2. Personal Protective Equipment (PPE): The use of PPE was significantly amplified in manufacturing. Face masks, gloves, and face shields became commonplace, providing additional protection for workers. PPE became an essential part of daily routines, and manufacturers invested heavily in ensuring a steady supply of quality protective equipment.
3. Sanitization and Hygiene: Manufacturers ramped up cleaning and disinfection efforts to maintain a hygienic working environment. Frequent handwashing and hand sanitizing stations were installed throughout facilities, and rigorous cleaning schedules were implemented.
4. Testing and Contact Tracing: Many manufacturers adopted regular testing and contact tracing protocols to identify and isolate cases of COVID-19 quickly. This not only protected employees but also ensured a swift response to prevent widespread outbreaks.
Ensuring Worker Health and Well-Being
The pandemic highlighted the importance of safeguarding the physical and mental health of manufacturing employees. In addition to adapting to immediate challenges, manufacturers are exploring long-term strategies to support worker health and well-being in future crises.
1. Mental Health Support: The isolation and stress caused by the pandemic prompted manufacturers to prioritize mental health support for employees. Many offered access to counseling services, stress management programs, and mental health resources to help workers cope up with the psychological impact of the crisis.
2. Employee Wellness Programs: Manufacturing firms have recognized the value of employee wellness programs. These programs, which include exercise routines, healthy eating initiatives, and overall well-being guidance, not only boost employee health but also enhance overall morale and productivity.
3. Flexible Scheduling: Manufacturers have explored flexible scheduling options, which allow employees to balance work and personal life better. Flexible schedules help employees manage their responsibilities and reduce the impact of unforeseen crises.
4. Emergency Preparedness Plans: Manufacturers have realized the necessity of creating comprehensive plans. These plans outline responses to crises, ensuring employees are informed and protected when unforeseen events occur.
The Future of Factory Workplace Adaptations
As we look to the future, the adaptations made in the post-pandemic factory workplace will continue to shape the industry’s trajectory. Manufacturers are embracing a holistic approach to adapt to the ever-changing landscape.
1. Technology Integration: The pandemic accelerated the adoption of advanced technologies in manufacturing. Automation, robotics, and AI are increasingly integrated into the manufacturing process to reduce the reliance on human labor and minimize the risk of future disruptions.

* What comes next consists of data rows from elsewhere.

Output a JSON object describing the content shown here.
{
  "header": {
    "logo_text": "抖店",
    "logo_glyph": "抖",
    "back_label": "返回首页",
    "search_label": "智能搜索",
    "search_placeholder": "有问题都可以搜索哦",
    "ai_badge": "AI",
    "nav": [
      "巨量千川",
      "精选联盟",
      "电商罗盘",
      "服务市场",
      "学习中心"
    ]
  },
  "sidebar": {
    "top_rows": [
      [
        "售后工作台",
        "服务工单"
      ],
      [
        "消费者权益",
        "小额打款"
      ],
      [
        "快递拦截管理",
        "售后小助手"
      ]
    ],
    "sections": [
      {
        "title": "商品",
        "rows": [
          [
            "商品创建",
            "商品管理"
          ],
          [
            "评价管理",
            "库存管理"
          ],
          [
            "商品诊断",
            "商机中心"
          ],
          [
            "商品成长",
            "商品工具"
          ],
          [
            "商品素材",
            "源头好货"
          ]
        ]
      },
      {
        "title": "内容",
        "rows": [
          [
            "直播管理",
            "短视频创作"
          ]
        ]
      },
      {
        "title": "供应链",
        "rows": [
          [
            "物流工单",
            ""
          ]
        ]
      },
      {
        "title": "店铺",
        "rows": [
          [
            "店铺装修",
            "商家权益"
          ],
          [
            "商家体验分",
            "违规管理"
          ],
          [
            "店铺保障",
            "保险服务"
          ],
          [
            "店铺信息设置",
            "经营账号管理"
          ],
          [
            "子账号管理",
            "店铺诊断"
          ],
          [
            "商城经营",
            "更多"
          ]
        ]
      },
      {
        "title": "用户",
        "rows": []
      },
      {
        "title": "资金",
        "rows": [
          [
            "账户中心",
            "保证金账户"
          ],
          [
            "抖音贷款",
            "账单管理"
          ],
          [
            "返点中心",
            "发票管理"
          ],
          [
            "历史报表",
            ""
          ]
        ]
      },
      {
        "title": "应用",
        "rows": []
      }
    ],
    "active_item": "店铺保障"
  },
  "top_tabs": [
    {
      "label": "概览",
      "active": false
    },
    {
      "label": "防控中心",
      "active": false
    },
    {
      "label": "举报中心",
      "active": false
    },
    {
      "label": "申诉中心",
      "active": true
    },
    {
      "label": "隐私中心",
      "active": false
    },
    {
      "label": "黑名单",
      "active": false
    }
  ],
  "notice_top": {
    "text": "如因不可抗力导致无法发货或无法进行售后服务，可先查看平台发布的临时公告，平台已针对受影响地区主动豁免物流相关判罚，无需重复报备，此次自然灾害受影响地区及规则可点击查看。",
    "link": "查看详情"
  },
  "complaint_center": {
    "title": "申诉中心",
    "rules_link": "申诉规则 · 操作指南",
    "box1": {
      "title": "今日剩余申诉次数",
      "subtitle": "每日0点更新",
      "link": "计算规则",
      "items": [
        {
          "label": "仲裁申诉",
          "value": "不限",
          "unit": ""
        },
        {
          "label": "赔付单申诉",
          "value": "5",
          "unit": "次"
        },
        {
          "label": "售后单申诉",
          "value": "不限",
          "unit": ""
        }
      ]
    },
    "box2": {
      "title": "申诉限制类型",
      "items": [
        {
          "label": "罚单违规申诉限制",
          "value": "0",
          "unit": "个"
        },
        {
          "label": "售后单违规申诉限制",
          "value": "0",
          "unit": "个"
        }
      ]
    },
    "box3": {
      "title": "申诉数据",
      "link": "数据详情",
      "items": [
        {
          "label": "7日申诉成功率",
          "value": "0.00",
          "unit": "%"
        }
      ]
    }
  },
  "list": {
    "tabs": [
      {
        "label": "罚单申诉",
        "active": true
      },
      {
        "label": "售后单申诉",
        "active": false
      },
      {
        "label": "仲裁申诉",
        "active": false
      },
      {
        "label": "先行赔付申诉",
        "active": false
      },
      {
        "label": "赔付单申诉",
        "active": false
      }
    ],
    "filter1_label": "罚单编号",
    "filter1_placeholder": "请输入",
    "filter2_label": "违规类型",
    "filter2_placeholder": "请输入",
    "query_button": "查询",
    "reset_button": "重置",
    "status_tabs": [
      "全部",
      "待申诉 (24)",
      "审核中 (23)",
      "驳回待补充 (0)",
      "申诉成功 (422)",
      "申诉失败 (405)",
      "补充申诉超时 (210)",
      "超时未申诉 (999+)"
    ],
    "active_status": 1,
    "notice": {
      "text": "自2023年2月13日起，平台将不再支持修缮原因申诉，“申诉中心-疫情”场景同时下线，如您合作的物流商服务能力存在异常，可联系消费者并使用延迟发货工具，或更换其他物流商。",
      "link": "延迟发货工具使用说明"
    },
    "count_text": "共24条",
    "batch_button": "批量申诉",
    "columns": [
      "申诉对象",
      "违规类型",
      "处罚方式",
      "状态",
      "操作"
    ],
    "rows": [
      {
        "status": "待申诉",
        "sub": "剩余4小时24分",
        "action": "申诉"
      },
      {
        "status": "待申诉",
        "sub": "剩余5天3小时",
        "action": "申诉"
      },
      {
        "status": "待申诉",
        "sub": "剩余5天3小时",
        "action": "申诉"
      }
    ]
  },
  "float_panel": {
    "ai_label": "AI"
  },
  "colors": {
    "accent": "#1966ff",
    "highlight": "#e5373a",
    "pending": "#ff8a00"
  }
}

2. Supply Chain Resilience: Manufacturers are reevaluating their supply chain strategies, focusing on local sourcing and diversification to reduce the impact of global disruptions. This not only ensures a consistent supply of materials but also contributes to economic resilience.
3. Sustainability Initiatives: The pandemic has underscored the importance of environmental sustainability. Manufacturers invest in eco-friendly technologies and processes to align with global efforts in combating climate change and enhancing the planet’s well-being.
The future of manufacturing will be defined by technology integration, supply chain resilience, and sustainability initiatives, ensuring that the industry can withstand unforeseen challenges and provide a safe, healthy, and productive environment for its workforce. As manufacturers navigate uncertainty, the lessons learned during the pandemic will be a blueprint for the industry’s future success and resilience.